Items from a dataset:
- - - - - - -

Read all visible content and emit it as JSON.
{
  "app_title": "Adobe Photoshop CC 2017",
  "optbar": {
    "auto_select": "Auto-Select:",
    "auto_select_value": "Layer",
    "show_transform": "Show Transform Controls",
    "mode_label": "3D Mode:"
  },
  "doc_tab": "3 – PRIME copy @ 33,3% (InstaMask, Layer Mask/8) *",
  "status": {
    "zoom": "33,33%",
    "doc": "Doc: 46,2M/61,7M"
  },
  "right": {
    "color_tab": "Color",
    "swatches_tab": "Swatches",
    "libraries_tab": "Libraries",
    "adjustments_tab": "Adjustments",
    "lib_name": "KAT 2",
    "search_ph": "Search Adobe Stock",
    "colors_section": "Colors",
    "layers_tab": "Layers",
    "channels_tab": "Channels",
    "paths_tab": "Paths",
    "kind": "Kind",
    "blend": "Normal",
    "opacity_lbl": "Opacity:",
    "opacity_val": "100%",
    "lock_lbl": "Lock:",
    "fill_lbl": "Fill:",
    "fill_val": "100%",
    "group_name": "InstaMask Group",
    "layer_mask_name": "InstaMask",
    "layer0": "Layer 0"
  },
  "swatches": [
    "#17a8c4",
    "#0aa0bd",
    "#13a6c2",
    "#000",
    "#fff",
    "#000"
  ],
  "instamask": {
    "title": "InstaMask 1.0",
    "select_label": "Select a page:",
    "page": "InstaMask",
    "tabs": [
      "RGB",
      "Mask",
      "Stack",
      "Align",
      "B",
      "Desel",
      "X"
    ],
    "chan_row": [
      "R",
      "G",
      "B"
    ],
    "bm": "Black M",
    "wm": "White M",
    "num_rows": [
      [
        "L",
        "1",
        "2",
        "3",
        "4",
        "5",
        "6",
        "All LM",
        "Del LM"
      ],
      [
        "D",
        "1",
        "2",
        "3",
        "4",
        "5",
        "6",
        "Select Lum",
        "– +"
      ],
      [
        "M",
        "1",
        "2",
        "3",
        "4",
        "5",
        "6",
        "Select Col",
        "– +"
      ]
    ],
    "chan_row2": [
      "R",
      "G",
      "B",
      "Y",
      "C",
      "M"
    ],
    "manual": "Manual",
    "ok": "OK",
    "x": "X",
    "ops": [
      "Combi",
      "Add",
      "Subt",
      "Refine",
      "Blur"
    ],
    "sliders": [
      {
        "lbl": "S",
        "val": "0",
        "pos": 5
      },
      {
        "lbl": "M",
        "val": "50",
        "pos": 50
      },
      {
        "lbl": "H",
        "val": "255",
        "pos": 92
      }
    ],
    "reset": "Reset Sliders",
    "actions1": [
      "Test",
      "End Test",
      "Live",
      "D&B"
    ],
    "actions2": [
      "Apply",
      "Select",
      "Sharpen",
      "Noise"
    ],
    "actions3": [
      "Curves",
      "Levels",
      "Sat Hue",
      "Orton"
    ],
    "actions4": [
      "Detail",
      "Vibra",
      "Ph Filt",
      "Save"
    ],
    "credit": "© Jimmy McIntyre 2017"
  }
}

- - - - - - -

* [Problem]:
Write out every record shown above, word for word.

* [Task result]:
Read all visible content and emit it as JSON.
{
  "app_title": "Adobe Photoshop CC 2017",
  "optbar": {
    "auto_select": "Auto-Select:",
    "auto_select_value": "Layer",
    "show_transform": "Show Transform Controls",
    "mode_label": "3D Mode:"
  },
  "doc_tab": "3 – PRIME copy @ 33,3% (InstaMask, Layer Mask/8) *",
  "status": {
    "zoom": "33,33%",
    "doc": "Doc: 46,2M/61,7M"
  },
  "right": {
    "color_tab": "Color",
    "swatches_tab": "Swatches",
    "libraries_tab": "Libraries",
    "adjustments_tab": "Adjustments",
    "lib_name": "KAT 2",
    "search_ph": "Search Adobe Stock",
    "colors_section": "Colors",
    "layers_tab": "Layers",
    "channels_tab": "Channels",
    "paths_tab": "Paths",
    "kind": "Kind",
    "blend": "Normal",
    "opacity_lbl": "Opacity:",
    "opacity_val": "100%",
    "lock_lbl": "Lock:",
    "fill_lbl": "Fill:",
    "fill_val": "100%",
    "group_name": "InstaMask Group",
    "layer_mask_name": "InstaMask",
    "layer0": "Layer 0"
  },
  "swatches": [
    "#17a8c4",
    "#0aa0bd",
    "#13a6c2",
    "#000",
    "#fff",
    "#000"
  ],
  "instamask": {
    "title": "InstaMask 1.0",
    "select_label": "Select a page:",
    "page": "InstaMask",
    "tabs": [
      "RGB",
      "Mask",
      "Stack",
      "Align",
      "B",
      "Desel",
      "X"
    ],
    "chan_row": [
      "R",
      "G",
      "B"
    ],
    "bm": "Black M",
    "wm": "White M",
    "num_rows": [
      [
        "L",
        "1",
        "2",
        "3",
        "4",
        "5",
        "6",
        "All LM",
        "Del LM"
      ],
      [
        "D",
        "1",
        "2",
        "3",
        "4",
        "5",
        "6",
        "Select Lum",
        "– +"
      ],
      [
        "M",
        "1",
        "2",
        "3",
        "4",
        "5",
        "6",
        "Select Col",
        "– +"
      ]
    ],
    "chan_row2": [
      "R",
      "G",
      "B",
      "Y",
      "C",
      "M"
    ],
    "manual": "Manual",
    "ok": "OK",
    "x": "X",
    "ops": [
      "Combi",
      "Add",
      "Subt",
      "Refine",
      "Blur"
    ],
    "sliders": [
      {
        "lbl": "S",
        "val": "0",
        "pos": 5
      },
      {
        "lbl": "M",
        "val": "50",
        "pos": 50
      },
      {
        "lbl": "H",
        "val": "255",
        "pos": 92
      }
    ],
    "reset": "Reset Sliders",
    "actions1": [
      "Test",
      "End Test",
      "Live",
      "D&B"
    ],
    "actions2": [
      "Apply",
      "Select",
      "Sharpen",
      "Noise"
    ],
    "actions3": [
      "Curves",
      "Levels",
      "Sat Hue",
      "Orton"
    ],
    "actions4": [
      "Detail",
      "Vibra",
      "Ph Filt",
      "Save"
    ],
    "credit": "© Jimmy McIntyre 2017"
  }
}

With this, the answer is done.